trAction Painting

trAction Painting is a form of performance/process art that I pioneered in late 2011. By using specially equipped bicycles, roller skates, and other wheeled conveyances, I apply paint to large canvases and other flat surfaces to create abstract images that are in some ways reminiscent of work by Jackson Pollock and other Action Painters.

I coined the term trAction Painting in part as a take-off on “Action Painting,” a phrase invented by American critic Harold Rosenberg in 1952, in his essay “The American Action Painters.” The name for my genre of painting is also based on the definitions of traction as “the drawing of a vehicle by motive power; the adhesive friction of a body on a surface on which it moves.”
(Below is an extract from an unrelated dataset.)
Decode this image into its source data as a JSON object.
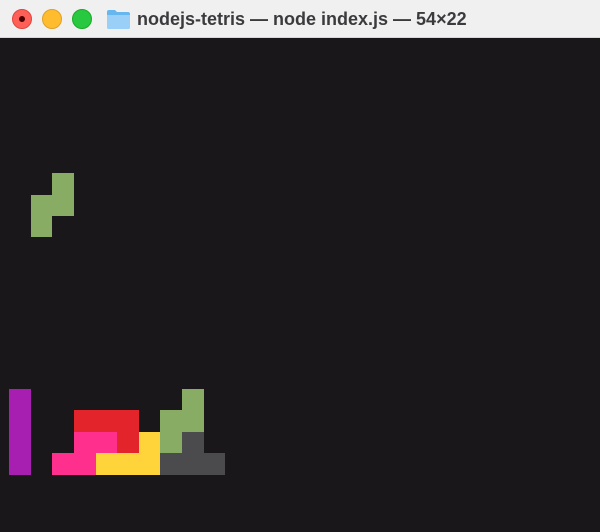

I vary the width and texture of lines I create by employing thin-wheel inline skates; wide-wheel, dual-track quad skates; one bicycle with narrow treadless tires and a second one with knobby mountain-bike tires.
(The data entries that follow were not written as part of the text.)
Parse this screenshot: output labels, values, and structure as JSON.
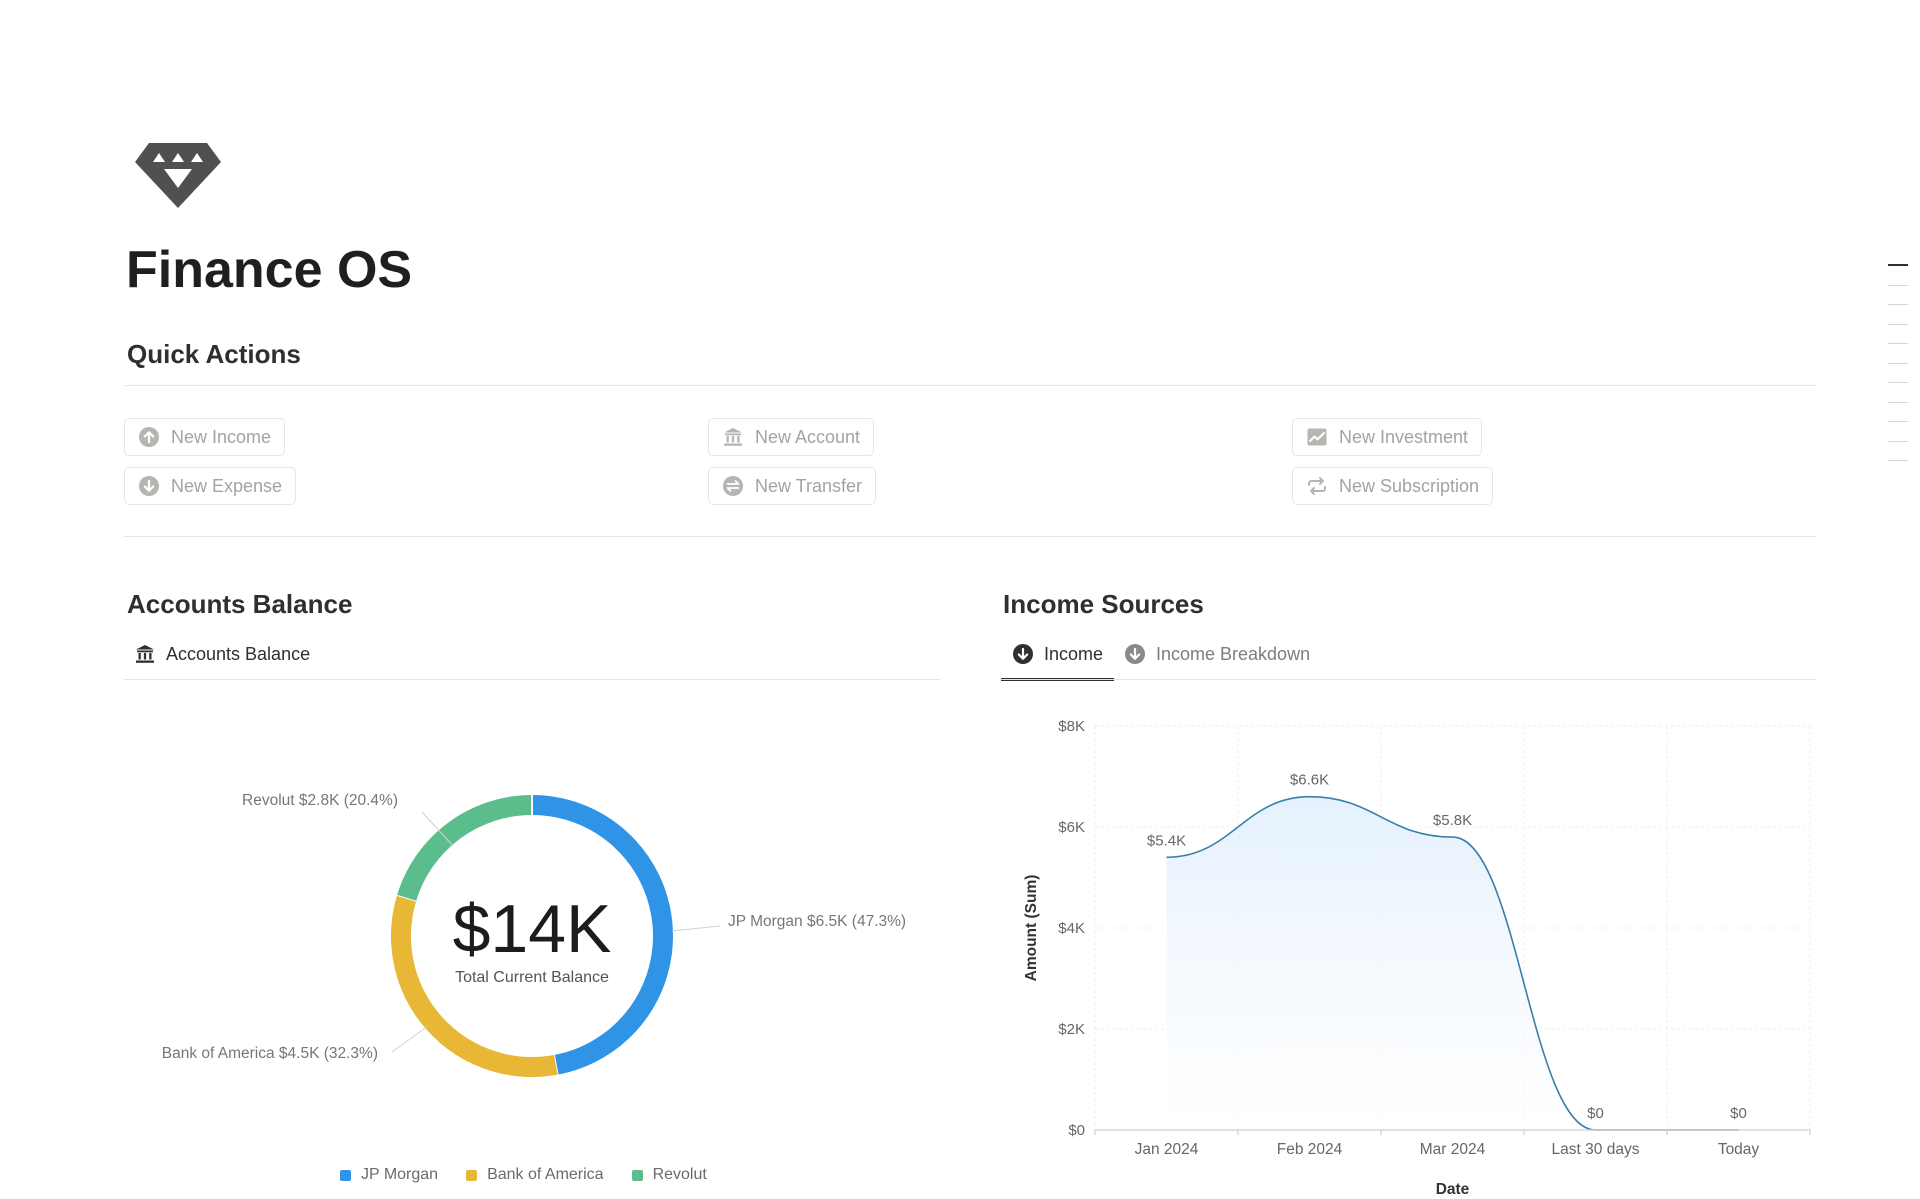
{
  "page": {
    "title": "Finance OS",
    "icon": "gem-icon"
  },
  "quick_actions": {
    "heading": "Quick Actions",
    "buttons": [
      {
        "label": "New Income",
        "icon": "arrow-up-circle-icon"
      },
      {
        "label": "New Expense",
        "icon": "arrow-down-circle-icon"
      },
      {
        "label": "New Account",
        "icon": "bank-icon"
      },
      {
        "label": "New Transfer",
        "icon": "transfer-icon"
      },
      {
        "label": "New Investment",
        "icon": "chart-icon"
      },
      {
        "label": "New Subscription",
        "icon": "repeat-icon"
      }
    ]
  },
  "accounts_balance": {
    "heading": "Accounts Balance",
    "tab_label": "Accounts Balance",
    "center_value": "$14K",
    "center_caption": "Total Current Balance"
  },
  "income_sources": {
    "heading": "Income Sources",
    "tabs": [
      {
        "label": "Income",
        "active": true
      },
      {
        "label": "Income Breakdown",
        "active": false
      }
    ]
  },
  "colors": {
    "jp_morgan": "#2f94e6",
    "bank_of_america": "#e8b735",
    "revolut": "#5bbd8c",
    "line": "#3a7fa8"
  },
  "chart_data": [
    {
      "type": "pie",
      "donut": true,
      "categories": [
        "JP Morgan",
        "Bank of America",
        "Revolut"
      ],
      "values": [
        6.5,
        4.5,
        2.8
      ],
      "value_labels": [
        "$6.5K",
        "$4.5K",
        "$2.8K"
      ],
      "percent_labels": [
        "(47.3%)",
        "(32.3%)",
        "(20.4%)"
      ],
      "unit": "K USD",
      "legend": "bottom"
    },
    {
      "type": "area",
      "categories": [
        "Jan 2024",
        "Feb 2024",
        "Mar 2024",
        "Last 30 days",
        "Today"
      ],
      "values": [
        5400,
        6600,
        5800,
        0,
        0
      ],
      "data_labels": [
        "$5.4K",
        "$6.6K",
        "$5.8K",
        "$0",
        "$0"
      ],
      "xlabel": "Date",
      "ylabel": "Amount (Sum)",
      "ylim": [
        0,
        8000
      ],
      "yticks": [
        0,
        2000,
        4000,
        6000,
        8000
      ],
      "ytick_labels": [
        "$0",
        "$2K",
        "$4K",
        "$6K",
        "$8K"
      ],
      "grid": true
    }
  ]
}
Although I have a general plan in mind when I start a painting, accident and serendipity play an important role in realization of the result. In performance and process art, the action and process are as important as, if not more so than, the finished product. Part of the process is its ongoing documentation, in stills, videos, journals, and blogs.